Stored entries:

::::::

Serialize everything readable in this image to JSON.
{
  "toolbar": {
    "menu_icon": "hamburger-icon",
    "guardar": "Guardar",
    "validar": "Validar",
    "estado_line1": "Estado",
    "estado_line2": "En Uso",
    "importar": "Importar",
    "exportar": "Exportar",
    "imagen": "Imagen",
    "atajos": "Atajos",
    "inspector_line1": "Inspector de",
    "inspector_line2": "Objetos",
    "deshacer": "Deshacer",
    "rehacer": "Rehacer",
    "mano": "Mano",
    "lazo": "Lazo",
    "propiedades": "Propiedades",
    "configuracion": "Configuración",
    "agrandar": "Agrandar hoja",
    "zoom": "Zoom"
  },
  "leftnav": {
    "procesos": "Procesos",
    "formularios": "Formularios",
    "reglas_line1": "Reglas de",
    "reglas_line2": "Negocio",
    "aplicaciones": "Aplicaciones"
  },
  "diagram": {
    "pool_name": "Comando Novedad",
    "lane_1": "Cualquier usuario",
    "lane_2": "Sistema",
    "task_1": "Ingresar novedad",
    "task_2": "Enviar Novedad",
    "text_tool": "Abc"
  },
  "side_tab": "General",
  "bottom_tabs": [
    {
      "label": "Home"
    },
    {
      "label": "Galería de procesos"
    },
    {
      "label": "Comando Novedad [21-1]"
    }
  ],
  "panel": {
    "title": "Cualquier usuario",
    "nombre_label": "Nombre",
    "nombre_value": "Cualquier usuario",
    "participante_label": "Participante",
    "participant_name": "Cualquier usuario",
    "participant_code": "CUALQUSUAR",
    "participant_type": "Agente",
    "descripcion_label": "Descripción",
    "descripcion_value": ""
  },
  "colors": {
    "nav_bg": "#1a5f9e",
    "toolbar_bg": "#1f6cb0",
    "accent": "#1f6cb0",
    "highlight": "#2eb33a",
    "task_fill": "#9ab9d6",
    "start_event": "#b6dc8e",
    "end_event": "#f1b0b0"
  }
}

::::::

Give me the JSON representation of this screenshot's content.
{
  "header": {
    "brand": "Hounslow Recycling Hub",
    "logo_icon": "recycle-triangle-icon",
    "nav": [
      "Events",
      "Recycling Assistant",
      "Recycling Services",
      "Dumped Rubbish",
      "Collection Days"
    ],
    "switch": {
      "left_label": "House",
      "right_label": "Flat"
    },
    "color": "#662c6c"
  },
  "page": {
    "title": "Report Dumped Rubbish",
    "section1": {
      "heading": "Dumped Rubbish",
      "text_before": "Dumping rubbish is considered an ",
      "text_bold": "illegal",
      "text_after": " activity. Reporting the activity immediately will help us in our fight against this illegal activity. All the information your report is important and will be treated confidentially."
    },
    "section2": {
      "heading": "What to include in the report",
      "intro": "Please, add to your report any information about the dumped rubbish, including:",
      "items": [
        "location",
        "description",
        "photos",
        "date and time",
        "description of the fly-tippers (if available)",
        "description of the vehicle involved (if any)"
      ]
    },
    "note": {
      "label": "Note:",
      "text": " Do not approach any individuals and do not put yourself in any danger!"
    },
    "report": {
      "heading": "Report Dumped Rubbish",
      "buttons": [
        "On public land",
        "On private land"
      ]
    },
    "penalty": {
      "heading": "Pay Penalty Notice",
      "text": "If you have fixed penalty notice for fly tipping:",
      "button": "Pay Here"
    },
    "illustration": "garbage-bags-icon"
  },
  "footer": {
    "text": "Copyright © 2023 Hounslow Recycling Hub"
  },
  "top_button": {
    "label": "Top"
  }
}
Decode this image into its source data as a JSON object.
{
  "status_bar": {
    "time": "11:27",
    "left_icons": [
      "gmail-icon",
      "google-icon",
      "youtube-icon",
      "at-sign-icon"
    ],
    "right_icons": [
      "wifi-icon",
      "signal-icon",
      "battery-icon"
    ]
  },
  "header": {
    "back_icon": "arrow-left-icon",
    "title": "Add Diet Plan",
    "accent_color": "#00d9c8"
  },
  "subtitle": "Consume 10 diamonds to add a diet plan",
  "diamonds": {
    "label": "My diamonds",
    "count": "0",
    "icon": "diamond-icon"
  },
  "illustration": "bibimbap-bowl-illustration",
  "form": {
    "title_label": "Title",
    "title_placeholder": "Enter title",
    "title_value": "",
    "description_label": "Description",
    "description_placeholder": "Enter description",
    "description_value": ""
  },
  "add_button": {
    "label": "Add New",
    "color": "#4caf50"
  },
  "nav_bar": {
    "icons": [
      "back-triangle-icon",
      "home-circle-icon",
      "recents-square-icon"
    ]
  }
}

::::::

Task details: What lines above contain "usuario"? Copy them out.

Response to this exercise:
    "lane_1": "Cualquier usuario",
    "title": "Cualquier usuario",
    "nombre_value": "Cualquier usuario",
    "participant_name": "Cualquier usuario",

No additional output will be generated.